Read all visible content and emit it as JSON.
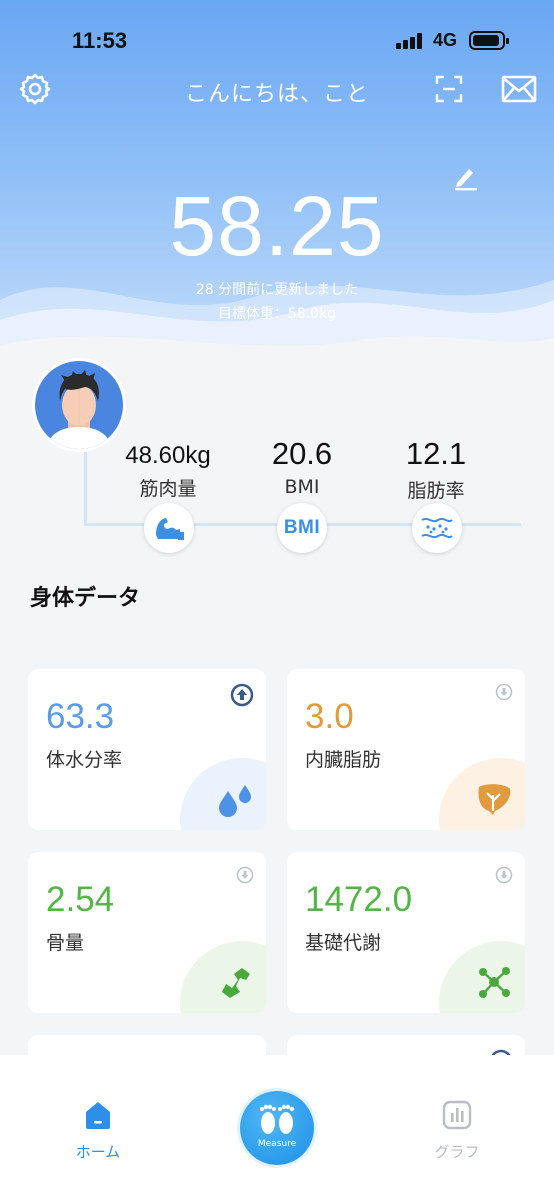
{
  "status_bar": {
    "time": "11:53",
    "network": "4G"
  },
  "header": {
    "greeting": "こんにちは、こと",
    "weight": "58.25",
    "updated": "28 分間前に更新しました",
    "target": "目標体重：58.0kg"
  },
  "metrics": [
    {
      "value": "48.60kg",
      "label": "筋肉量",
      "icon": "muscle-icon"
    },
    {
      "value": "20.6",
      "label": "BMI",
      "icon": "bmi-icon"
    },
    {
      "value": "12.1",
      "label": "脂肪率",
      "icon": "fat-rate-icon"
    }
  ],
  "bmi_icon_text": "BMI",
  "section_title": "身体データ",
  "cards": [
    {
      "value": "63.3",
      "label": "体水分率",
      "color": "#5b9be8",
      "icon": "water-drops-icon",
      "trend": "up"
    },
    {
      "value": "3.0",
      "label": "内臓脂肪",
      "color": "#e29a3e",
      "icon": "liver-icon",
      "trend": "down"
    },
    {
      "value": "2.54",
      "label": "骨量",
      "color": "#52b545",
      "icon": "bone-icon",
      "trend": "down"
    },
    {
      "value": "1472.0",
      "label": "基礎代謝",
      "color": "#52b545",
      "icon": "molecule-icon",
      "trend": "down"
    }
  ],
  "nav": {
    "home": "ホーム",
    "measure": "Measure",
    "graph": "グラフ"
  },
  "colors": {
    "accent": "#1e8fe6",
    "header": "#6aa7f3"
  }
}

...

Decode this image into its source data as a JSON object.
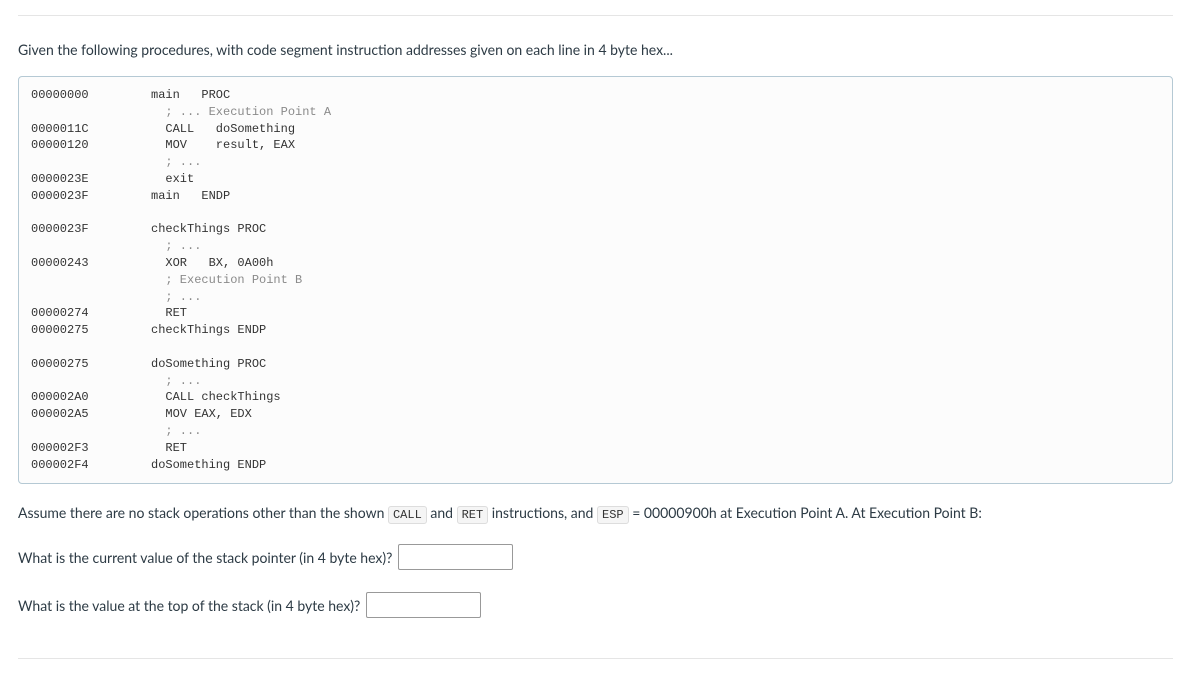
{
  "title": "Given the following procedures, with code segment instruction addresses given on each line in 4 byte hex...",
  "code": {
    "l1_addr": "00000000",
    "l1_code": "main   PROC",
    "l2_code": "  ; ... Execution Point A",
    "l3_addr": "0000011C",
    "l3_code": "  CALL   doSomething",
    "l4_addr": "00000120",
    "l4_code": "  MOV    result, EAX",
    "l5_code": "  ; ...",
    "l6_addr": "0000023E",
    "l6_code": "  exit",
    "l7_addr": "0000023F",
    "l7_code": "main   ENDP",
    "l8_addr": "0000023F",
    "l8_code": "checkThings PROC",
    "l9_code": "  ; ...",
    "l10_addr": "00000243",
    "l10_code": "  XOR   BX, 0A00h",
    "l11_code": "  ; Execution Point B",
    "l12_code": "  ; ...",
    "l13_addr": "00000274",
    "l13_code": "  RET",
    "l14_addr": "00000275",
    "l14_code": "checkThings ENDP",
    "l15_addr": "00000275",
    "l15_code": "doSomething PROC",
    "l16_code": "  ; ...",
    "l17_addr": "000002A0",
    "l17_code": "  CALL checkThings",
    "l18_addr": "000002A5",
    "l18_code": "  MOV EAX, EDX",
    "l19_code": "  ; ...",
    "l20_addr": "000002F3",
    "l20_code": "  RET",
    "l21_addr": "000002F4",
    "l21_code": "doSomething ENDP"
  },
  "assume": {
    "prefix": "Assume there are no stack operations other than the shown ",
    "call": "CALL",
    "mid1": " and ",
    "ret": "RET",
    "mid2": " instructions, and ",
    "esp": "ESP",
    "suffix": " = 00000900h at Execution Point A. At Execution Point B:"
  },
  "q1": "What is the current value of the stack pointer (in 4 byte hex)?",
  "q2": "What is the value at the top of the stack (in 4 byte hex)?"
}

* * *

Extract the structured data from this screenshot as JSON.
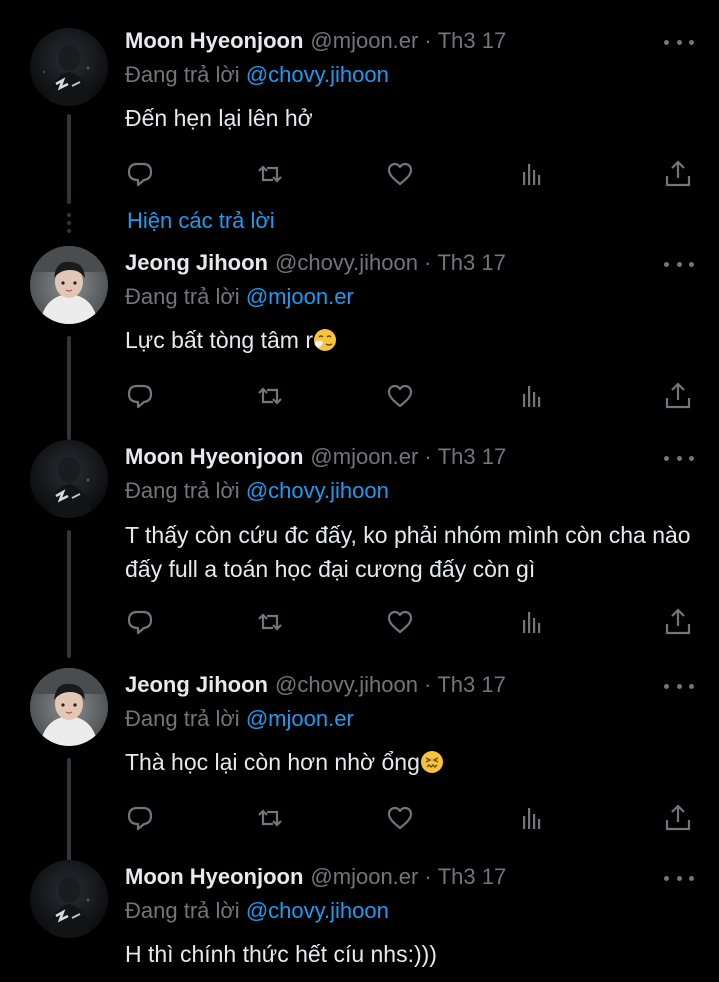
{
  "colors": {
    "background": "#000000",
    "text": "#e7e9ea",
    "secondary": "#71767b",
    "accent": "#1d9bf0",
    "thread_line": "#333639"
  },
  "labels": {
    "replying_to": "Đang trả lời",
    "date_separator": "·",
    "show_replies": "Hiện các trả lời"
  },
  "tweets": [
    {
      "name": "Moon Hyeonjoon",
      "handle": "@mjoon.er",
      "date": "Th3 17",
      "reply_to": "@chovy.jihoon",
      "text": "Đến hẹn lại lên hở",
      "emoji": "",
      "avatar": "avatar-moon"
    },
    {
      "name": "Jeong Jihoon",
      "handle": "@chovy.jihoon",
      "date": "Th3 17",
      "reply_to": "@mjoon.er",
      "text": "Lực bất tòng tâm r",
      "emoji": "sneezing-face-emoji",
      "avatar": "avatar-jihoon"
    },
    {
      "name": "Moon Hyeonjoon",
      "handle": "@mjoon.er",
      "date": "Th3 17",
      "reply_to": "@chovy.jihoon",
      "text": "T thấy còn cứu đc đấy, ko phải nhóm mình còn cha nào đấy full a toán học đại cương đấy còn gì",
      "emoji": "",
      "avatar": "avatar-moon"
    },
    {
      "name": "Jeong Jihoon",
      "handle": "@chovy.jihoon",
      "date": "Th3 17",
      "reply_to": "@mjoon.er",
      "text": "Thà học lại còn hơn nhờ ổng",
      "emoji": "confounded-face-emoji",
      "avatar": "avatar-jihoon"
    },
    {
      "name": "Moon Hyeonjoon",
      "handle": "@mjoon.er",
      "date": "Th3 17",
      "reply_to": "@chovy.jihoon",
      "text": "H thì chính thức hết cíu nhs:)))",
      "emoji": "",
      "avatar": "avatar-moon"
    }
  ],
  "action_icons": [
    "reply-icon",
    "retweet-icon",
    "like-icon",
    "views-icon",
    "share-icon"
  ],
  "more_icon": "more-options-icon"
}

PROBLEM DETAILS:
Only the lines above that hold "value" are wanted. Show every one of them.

TASK SOLUTION:
      "value": "48.60kg",
      "value": "20.6",
      "value": "12.1",
      "value": "63.3",
      "value": "3.0",
      "value": "2.54",
      "value": "1472.0",
  "q1": "What is the current value of the stack pointer (in 4 byte hex)?",
  "q2": "What is the value at the top of the stack (in 4 byte hex)?"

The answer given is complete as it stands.